§ What is needed
Say how many lines in the data below contain the word "Accueil", and give no other text.

§ Information supplied
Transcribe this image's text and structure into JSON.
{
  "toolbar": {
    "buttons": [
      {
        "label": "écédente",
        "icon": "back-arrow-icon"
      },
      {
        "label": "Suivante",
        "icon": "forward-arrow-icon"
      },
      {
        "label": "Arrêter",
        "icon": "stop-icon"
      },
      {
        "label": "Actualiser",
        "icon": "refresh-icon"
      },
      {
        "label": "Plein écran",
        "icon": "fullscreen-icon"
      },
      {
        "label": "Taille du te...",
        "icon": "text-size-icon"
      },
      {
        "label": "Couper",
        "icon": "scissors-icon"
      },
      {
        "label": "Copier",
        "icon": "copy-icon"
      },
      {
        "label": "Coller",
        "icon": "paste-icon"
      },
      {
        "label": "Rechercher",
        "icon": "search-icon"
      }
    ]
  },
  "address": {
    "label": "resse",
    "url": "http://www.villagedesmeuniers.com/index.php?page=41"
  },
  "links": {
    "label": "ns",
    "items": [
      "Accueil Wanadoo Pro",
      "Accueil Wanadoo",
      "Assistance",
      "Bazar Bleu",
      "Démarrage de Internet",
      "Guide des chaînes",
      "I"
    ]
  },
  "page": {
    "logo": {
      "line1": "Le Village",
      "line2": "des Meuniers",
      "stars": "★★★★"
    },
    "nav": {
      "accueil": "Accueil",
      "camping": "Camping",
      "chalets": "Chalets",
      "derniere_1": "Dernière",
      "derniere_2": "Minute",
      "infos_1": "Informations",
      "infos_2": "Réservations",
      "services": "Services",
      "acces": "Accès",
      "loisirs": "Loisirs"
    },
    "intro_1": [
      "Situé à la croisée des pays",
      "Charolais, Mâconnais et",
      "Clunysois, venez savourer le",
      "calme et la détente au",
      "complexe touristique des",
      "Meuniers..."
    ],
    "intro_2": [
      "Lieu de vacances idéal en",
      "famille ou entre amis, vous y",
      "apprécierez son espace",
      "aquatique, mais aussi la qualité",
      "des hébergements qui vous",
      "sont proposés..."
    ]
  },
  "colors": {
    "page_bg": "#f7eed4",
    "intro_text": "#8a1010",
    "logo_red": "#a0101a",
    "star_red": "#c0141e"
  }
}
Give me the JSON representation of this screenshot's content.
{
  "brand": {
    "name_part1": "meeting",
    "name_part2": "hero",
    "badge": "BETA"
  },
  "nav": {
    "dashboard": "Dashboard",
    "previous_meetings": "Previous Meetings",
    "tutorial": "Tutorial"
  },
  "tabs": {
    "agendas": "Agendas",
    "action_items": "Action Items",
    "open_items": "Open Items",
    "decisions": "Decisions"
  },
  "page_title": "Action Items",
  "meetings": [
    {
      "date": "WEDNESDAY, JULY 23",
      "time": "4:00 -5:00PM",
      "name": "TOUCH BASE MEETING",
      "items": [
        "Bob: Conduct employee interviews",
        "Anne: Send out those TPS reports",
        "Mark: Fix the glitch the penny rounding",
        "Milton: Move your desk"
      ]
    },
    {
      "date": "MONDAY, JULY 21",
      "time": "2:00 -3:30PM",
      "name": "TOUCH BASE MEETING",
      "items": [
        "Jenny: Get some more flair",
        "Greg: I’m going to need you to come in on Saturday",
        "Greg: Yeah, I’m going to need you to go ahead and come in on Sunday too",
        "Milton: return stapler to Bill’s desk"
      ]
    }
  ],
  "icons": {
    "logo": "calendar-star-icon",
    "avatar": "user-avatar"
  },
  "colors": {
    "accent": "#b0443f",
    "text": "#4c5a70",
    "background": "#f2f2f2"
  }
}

§ Your response
3